_Input for this task_:

· · · · · · ·

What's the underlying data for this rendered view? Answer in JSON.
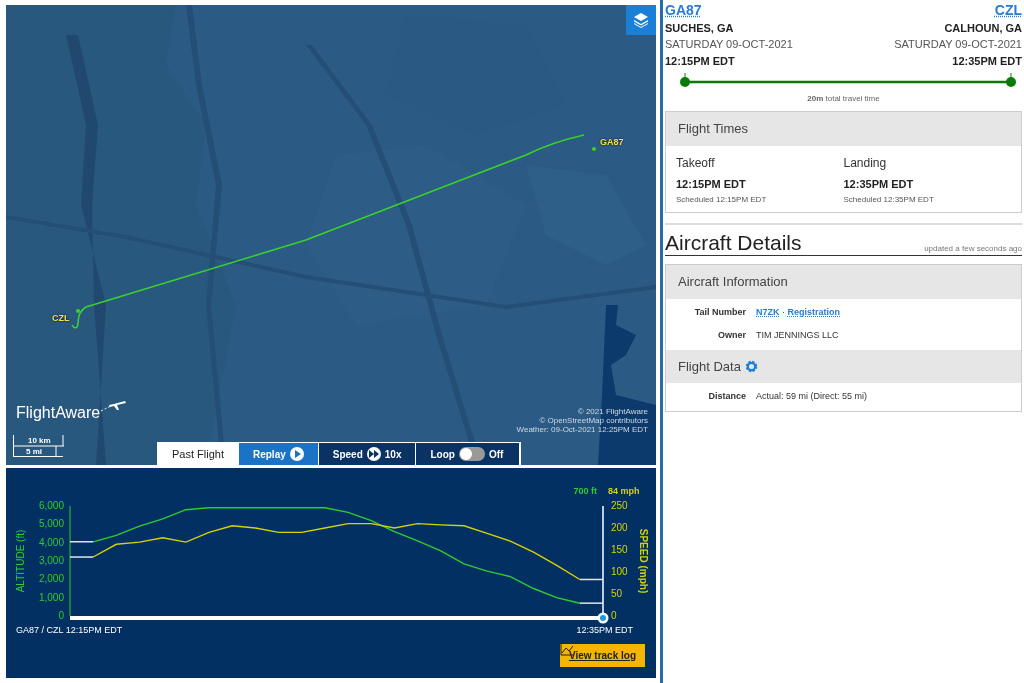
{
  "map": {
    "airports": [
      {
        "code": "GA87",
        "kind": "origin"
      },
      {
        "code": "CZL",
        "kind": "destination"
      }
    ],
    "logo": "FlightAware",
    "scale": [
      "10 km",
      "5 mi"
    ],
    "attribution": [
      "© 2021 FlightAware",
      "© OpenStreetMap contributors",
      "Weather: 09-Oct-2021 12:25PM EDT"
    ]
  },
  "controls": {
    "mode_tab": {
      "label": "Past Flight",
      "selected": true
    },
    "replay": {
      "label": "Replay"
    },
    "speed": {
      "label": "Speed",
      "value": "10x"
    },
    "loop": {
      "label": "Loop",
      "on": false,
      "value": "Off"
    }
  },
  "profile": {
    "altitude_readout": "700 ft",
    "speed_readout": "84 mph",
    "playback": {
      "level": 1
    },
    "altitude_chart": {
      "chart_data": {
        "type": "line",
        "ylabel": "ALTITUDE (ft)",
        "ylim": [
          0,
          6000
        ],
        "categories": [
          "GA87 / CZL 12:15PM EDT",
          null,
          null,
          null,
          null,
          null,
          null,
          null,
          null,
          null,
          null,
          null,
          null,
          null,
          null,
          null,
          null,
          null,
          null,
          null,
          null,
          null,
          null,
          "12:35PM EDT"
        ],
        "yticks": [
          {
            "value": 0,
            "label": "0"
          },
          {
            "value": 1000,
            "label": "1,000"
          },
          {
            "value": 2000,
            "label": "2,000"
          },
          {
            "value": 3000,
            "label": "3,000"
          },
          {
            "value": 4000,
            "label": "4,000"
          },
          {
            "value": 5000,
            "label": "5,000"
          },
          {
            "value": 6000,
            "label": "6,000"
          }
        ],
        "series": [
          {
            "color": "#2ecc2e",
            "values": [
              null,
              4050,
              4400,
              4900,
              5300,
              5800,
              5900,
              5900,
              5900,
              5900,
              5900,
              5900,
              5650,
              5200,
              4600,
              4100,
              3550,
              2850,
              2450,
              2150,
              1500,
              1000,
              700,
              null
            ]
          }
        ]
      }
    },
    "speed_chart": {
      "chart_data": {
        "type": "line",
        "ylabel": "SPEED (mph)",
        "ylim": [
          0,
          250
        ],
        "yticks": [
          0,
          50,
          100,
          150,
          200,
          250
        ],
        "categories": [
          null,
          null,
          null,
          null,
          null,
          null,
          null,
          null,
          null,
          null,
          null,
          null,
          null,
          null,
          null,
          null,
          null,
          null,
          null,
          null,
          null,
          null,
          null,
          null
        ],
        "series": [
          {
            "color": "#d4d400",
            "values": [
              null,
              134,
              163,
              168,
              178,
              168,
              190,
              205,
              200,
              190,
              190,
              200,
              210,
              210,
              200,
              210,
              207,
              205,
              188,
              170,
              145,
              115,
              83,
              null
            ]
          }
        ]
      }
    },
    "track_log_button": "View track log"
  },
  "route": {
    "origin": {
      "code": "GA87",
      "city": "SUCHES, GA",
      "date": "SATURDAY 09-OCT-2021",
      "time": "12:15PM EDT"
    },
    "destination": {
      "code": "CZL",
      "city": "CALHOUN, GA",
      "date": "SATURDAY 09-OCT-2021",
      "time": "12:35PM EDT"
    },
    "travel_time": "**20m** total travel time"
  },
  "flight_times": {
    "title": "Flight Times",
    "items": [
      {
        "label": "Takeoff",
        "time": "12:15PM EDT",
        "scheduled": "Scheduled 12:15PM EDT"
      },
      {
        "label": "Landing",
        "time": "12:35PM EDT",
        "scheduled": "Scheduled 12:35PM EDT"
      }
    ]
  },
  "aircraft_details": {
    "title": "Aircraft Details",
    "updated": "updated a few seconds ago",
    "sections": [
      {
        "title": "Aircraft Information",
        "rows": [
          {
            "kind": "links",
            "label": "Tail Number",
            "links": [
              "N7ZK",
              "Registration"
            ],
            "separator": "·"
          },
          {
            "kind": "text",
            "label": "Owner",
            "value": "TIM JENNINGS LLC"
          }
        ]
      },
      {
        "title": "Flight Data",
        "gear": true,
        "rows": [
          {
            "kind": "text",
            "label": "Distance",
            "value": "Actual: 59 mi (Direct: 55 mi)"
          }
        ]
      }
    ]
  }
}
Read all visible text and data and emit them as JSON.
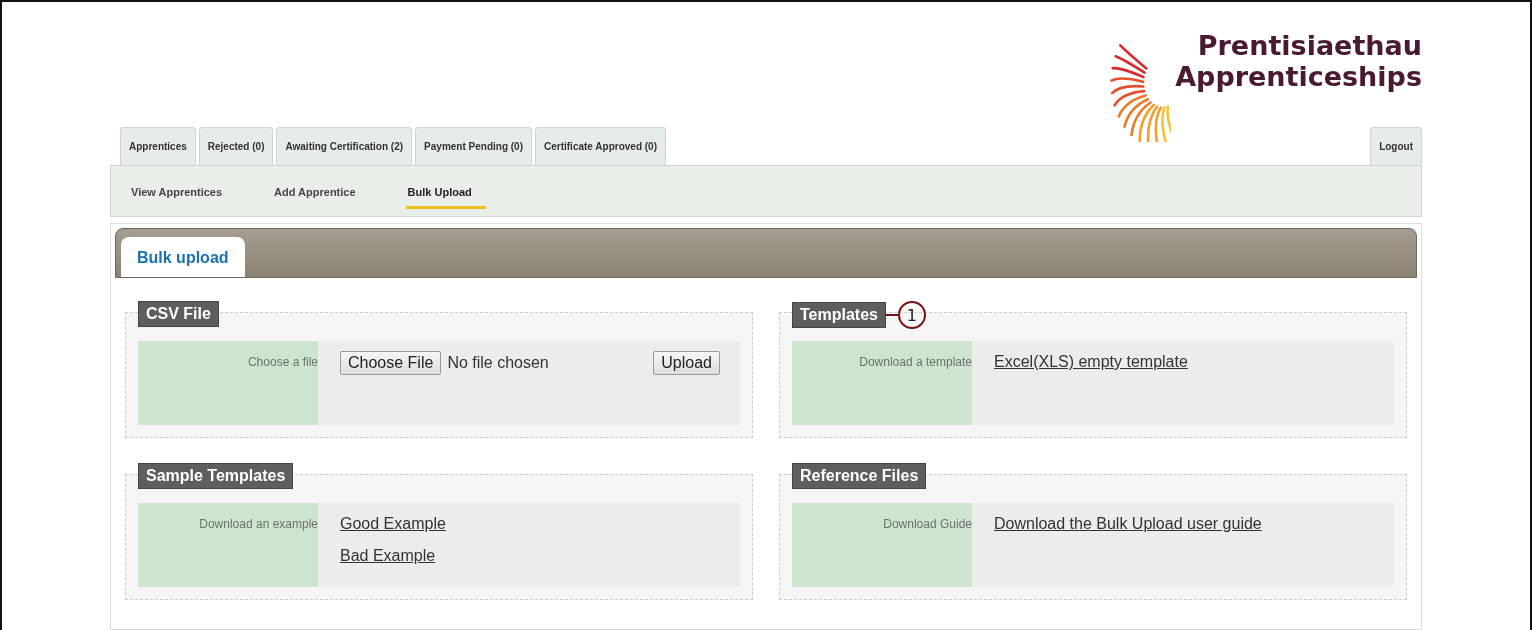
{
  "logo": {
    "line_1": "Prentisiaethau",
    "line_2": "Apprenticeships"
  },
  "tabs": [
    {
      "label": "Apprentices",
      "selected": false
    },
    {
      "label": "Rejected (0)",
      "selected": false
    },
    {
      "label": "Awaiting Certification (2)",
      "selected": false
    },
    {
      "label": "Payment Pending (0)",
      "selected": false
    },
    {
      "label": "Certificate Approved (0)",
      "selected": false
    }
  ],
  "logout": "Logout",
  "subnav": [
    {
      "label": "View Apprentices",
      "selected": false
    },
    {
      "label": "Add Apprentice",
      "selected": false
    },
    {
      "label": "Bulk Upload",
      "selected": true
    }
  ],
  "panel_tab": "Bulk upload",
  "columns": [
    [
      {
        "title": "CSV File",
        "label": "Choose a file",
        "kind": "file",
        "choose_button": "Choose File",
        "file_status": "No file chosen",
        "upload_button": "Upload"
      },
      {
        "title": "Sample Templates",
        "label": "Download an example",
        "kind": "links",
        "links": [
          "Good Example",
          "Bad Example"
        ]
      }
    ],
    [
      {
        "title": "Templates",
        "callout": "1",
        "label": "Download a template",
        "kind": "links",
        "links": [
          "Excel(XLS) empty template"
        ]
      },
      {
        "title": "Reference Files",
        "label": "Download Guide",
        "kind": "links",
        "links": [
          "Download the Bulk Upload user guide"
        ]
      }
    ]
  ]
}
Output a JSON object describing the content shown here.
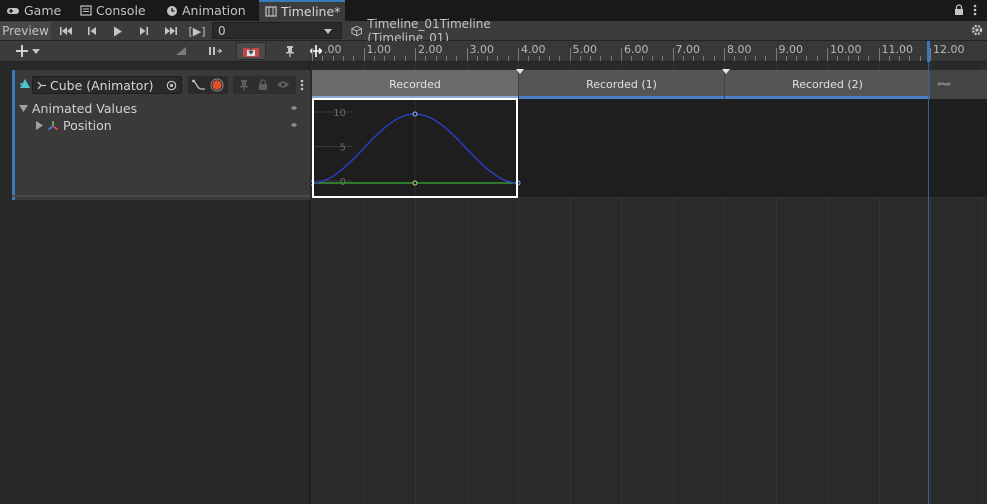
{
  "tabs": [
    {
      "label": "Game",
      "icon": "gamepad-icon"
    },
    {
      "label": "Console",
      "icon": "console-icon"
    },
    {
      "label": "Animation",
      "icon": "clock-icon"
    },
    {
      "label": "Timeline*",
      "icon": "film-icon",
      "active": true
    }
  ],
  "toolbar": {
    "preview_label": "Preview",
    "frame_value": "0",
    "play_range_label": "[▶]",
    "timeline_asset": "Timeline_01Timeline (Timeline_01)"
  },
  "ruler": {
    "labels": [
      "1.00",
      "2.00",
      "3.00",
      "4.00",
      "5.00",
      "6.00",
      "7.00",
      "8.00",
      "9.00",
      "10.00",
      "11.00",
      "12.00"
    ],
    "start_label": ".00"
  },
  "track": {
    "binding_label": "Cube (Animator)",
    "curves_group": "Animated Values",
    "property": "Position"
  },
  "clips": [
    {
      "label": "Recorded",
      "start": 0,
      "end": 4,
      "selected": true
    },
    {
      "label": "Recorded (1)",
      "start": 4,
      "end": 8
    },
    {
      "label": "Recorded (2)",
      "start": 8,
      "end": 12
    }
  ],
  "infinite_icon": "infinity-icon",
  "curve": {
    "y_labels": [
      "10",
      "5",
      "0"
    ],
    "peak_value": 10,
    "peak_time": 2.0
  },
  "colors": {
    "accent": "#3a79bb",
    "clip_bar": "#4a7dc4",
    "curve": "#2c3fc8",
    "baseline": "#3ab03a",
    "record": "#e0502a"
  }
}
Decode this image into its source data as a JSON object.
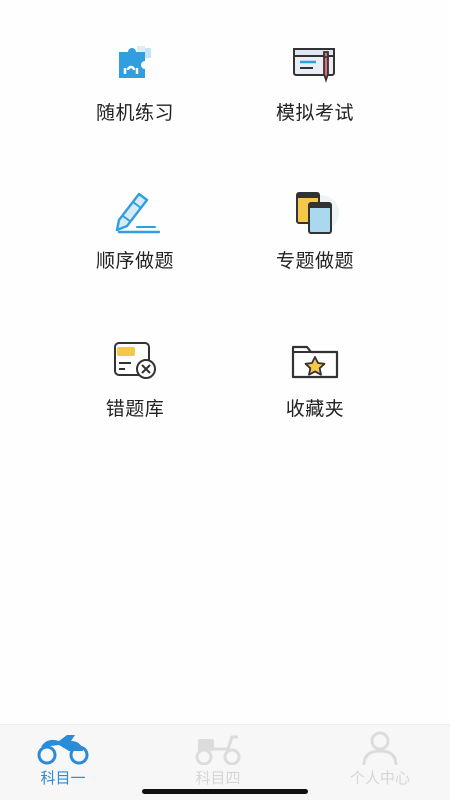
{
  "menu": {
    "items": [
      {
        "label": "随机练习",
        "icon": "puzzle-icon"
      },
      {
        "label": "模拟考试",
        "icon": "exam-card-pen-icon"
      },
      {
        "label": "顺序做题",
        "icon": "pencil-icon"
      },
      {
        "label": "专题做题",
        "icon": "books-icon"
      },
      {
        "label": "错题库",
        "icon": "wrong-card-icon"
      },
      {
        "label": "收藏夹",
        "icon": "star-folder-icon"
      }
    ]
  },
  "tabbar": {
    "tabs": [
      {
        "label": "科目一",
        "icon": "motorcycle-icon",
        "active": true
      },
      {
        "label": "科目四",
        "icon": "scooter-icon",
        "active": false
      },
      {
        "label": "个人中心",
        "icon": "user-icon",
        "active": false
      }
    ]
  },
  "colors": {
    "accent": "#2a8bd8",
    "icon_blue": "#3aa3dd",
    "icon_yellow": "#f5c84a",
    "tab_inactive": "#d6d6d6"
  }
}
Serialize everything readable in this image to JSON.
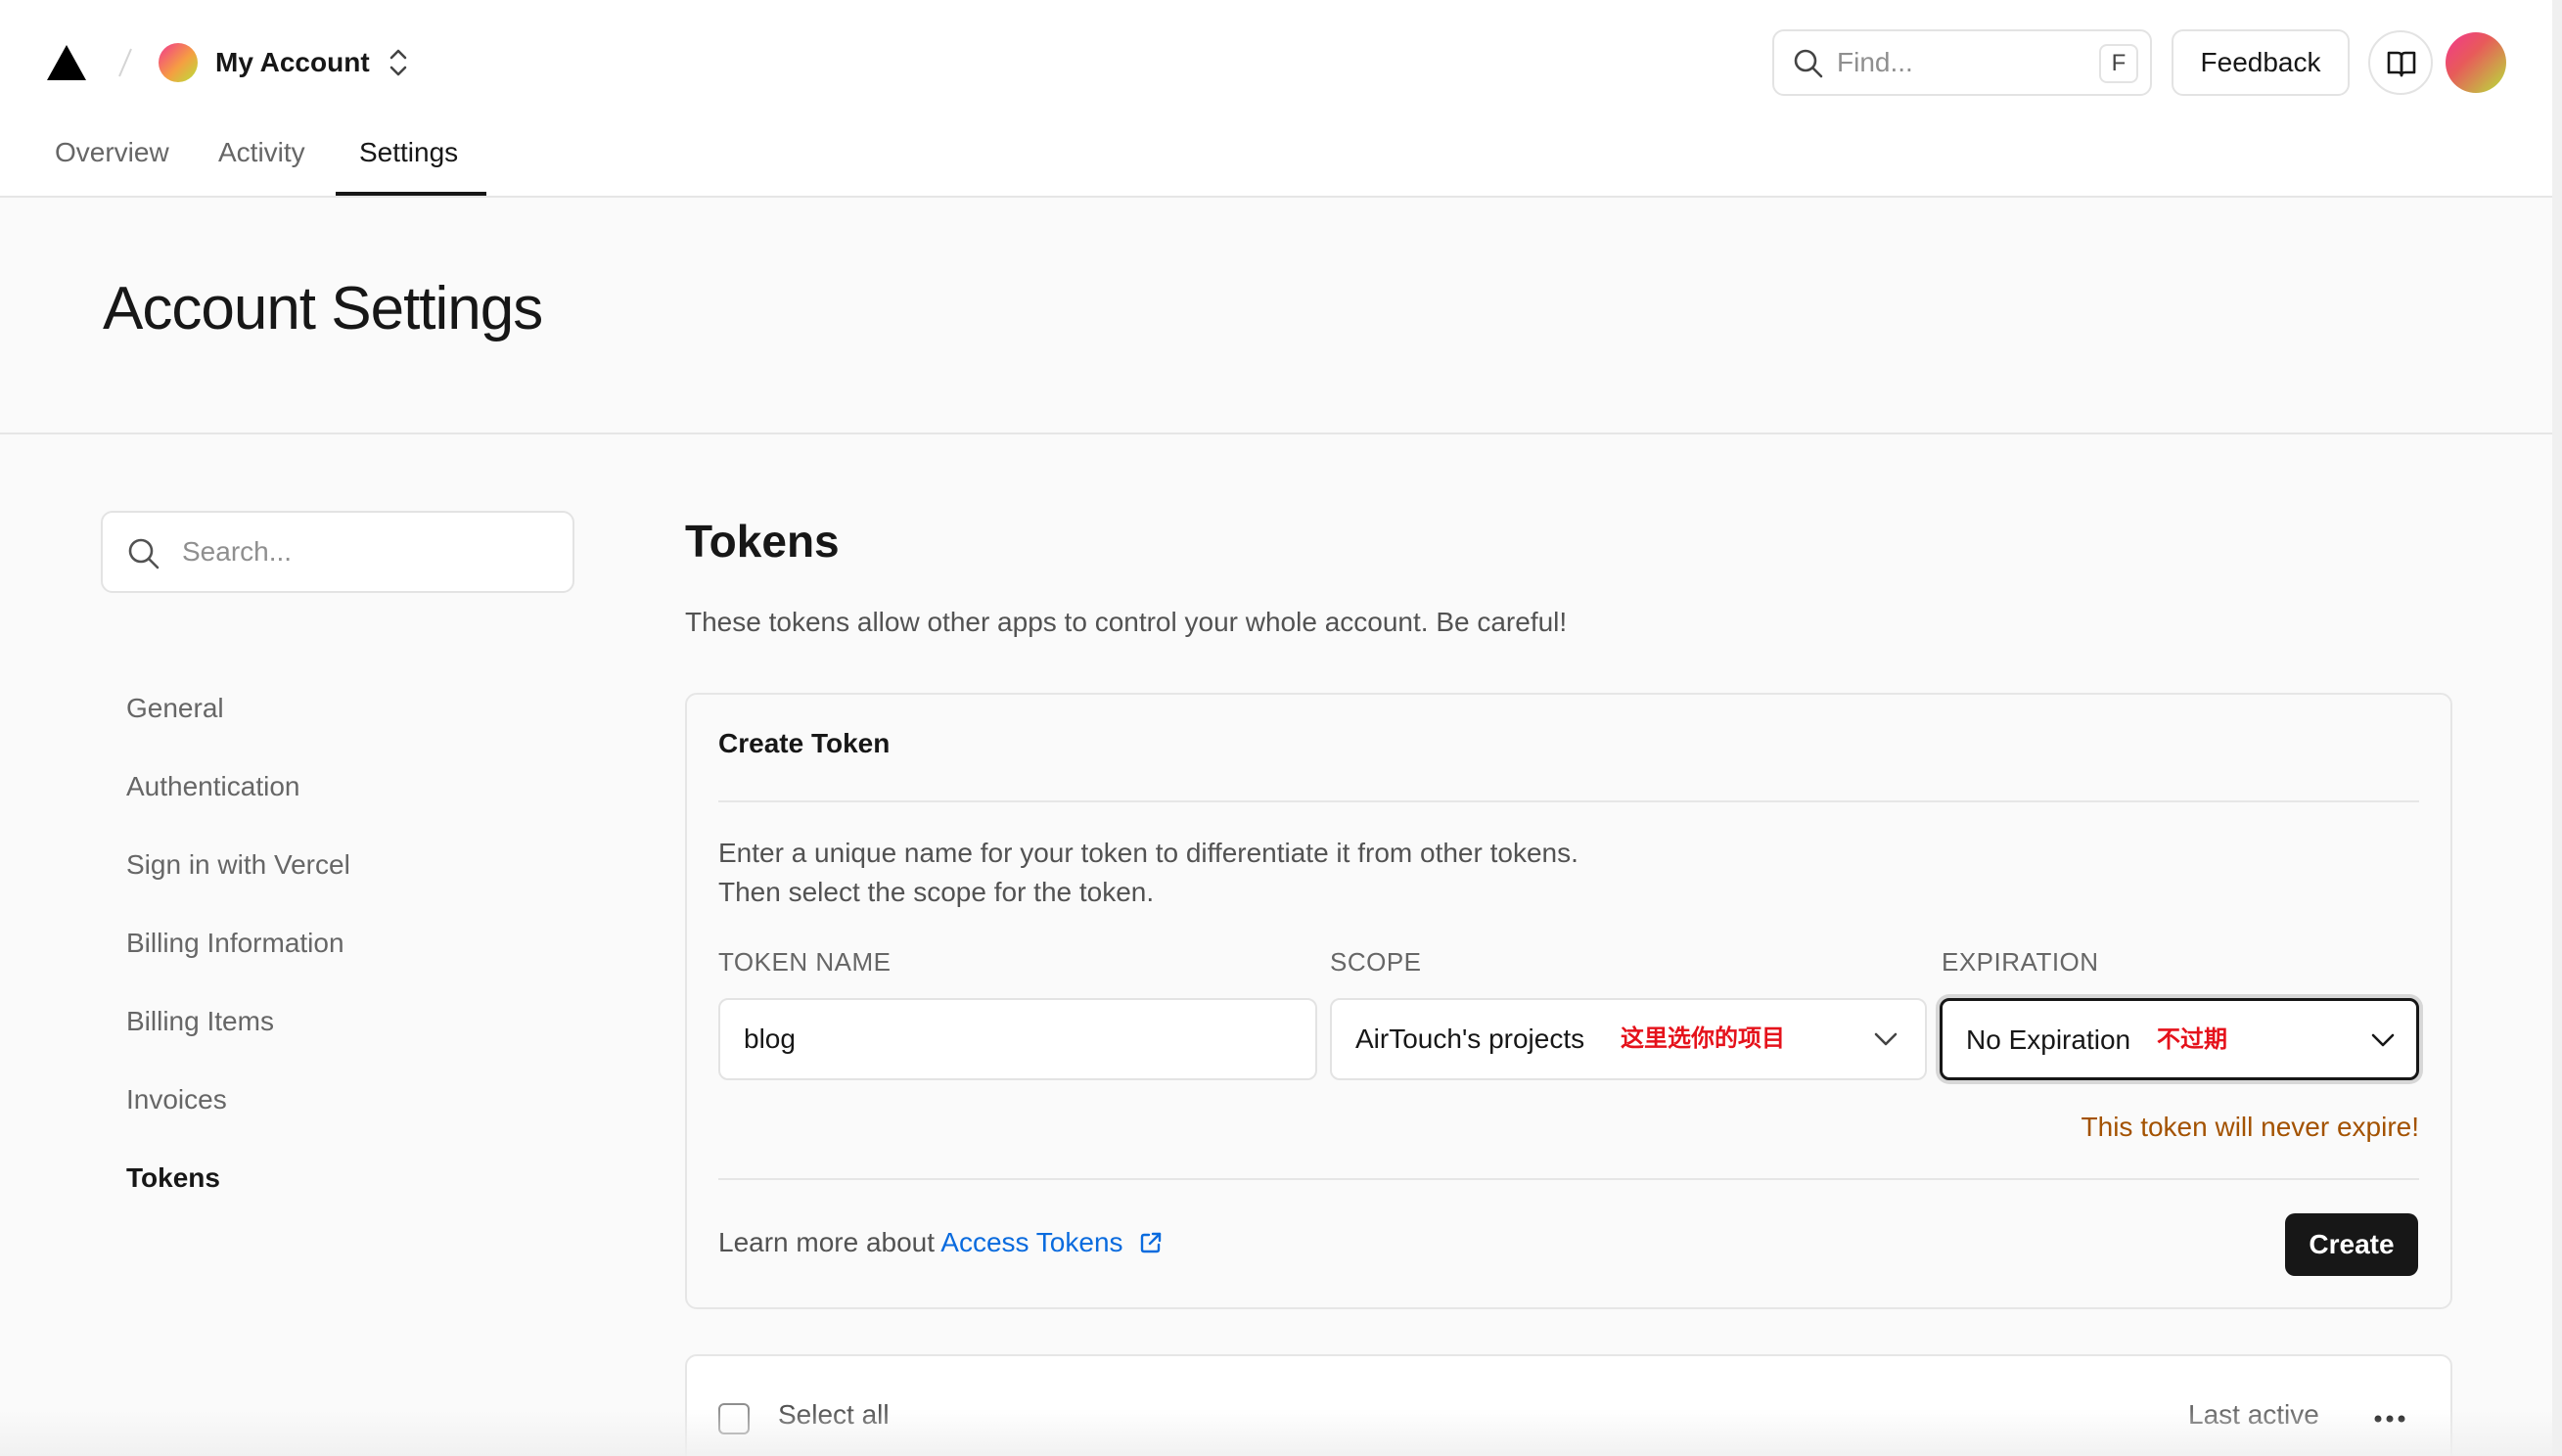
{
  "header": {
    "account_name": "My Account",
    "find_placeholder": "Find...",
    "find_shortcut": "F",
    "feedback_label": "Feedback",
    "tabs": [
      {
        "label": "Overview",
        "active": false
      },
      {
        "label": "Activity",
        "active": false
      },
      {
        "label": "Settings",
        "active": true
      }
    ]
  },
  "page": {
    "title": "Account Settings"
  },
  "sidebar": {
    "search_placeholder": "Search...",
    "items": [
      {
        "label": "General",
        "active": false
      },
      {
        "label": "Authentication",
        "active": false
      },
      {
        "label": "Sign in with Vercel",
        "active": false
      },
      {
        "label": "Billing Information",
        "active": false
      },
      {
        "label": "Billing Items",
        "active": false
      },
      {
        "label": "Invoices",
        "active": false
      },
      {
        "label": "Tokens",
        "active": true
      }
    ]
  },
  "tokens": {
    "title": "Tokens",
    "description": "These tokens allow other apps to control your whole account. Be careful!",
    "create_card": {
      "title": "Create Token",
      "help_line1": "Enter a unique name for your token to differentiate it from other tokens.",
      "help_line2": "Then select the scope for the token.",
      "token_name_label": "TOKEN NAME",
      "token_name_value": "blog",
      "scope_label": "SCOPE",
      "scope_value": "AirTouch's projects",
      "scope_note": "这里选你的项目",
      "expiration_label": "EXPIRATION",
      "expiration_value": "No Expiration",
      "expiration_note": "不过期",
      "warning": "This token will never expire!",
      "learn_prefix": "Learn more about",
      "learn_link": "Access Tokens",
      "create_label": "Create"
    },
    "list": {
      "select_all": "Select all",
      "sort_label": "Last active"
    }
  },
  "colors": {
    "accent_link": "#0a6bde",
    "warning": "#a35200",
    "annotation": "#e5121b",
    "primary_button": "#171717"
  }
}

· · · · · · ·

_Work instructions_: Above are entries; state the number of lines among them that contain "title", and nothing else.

_Response below_: 11